- [Provided records]
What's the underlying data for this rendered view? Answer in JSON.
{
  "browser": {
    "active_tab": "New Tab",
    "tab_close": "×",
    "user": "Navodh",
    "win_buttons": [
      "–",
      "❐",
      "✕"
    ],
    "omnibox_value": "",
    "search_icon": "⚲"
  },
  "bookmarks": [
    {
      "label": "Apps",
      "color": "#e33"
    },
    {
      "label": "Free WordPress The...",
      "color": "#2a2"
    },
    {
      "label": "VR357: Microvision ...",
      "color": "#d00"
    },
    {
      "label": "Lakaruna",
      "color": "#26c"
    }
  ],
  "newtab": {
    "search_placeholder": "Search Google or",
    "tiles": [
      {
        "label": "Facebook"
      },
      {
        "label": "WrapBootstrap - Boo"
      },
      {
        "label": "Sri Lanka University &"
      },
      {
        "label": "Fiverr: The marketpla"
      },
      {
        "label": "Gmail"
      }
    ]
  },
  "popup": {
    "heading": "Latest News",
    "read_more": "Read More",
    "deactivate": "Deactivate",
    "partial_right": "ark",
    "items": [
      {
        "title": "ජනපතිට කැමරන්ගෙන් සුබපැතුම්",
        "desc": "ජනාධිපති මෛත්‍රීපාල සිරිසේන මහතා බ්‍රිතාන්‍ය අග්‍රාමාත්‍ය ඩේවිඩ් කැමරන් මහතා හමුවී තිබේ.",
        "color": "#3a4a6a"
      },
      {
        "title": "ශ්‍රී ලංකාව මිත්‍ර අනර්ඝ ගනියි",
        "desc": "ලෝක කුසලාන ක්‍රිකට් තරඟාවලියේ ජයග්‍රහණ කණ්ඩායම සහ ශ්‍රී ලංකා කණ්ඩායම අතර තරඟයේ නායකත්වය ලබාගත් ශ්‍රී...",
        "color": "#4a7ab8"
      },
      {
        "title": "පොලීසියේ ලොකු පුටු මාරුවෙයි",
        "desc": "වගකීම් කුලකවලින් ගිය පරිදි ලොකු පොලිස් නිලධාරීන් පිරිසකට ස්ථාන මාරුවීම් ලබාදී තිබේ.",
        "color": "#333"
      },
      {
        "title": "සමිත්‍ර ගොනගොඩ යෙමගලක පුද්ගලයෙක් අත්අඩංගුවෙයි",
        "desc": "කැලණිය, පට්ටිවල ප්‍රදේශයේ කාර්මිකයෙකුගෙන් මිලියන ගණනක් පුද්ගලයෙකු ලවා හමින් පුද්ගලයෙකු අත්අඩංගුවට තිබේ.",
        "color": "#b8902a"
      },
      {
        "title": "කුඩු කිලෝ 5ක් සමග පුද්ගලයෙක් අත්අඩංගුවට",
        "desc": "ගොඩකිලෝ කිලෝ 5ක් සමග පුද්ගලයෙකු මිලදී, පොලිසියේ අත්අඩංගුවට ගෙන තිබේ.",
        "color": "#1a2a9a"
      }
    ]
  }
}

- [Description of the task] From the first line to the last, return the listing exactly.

- [Result of the exercise]
What's the underlying data for this rendered view? Answer in JSON.
{
  "browser": {
    "active_tab": "New Tab",
    "tab_close": "×",
    "user": "Navodh",
    "win_buttons": [
      "–",
      "❐",
      "✕"
    ],
    "omnibox_value": "",
    "search_icon": "⚲"
  },
  "bookmarks": [
    {
      "label": "Apps",
      "color": "#e33"
    },
    {
      "label": "Free WordPress The...",
      "color": "#2a2"
    },
    {
      "label": "VR357: Microvision ...",
      "color": "#d00"
    },
    {
      "label": "Lakaruna",
      "color": "#26c"
    }
  ],
  "newtab": {
    "search_placeholder": "Search Google or",
    "tiles": [
      {
        "label": "Facebook"
      },
      {
        "label": "WrapBootstrap - Boo"
      },
      {
        "label": "Sri Lanka University &"
      },
      {
        "label": "Fiverr: The marketpla"
      },
      {
        "label": "Gmail"
      }
    ]
  },
  "popup": {
    "heading": "Latest News",
    "read_more": "Read More",
    "deactivate": "Deactivate",
    "partial_right": "ark",
    "items": [
      {
        "title": "ජනපතිට කැමරන්ගෙන් සුබපැතුම්",
        "desc": "ජනාධිපති මෛත්‍රීපාල සිරිසේන මහතා බ්‍රිතාන්‍ය අග්‍රාමාත්‍ය ඩේවිඩ් කැමරන් මහතා හමුවී තිබේ.",
        "color": "#3a4a6a"
      },
      {
        "title": "ශ්‍රී ලංකාව මිත්‍ර අනර්ඝ ගනියි",
        "desc": "ලෝක කුසලාන ක්‍රිකට් තරඟාවලියේ ජයග්‍රහණ කණ්ඩායම සහ ශ්‍රී ලංකා කණ්ඩායම අතර තරඟයේ නායකත්වය ලබාගත් ශ්‍රී...",
        "color": "#4a7ab8"
      },
      {
        "title": "පොලීසියේ ලොකු පුටු මාරුවෙයි",
        "desc": "වගකීම් කුලකවලින් ගිය පරිදි ලොකු පොලිස් නිලධාරීන් පිරිසකට ස්ථාන මාරුවීම් ලබාදී තිබේ.",
        "color": "#333"
      },
      {
        "title": "සමිත්‍ර ගොනගොඩ යෙමගලක පුද්ගලයෙක් අත්අඩංගුවෙයි",
        "desc": "කැලණිය, පට්ටිවල ප්‍රදේශයේ කාර්මිකයෙකුගෙන් මිලියන ගණනක් පුද්ගලයෙකු ලවා හමින් පුද්ගලයෙකු අත්අඩංගුවට තිබේ.",
        "color": "#b8902a"
      },
      {
        "title": "කුඩු කිලෝ 5ක් සමග පුද්ගලයෙක් අත්අඩංගුවට",
        "desc": "ගොඩකිලෝ කිලෝ 5ක් සමග පුද්ගලයෙකු මිලදී, පොලිසියේ අත්අඩංගුවට ගෙන තිබේ.",
        "color": "#1a2a9a"
      }
    ]
  }
}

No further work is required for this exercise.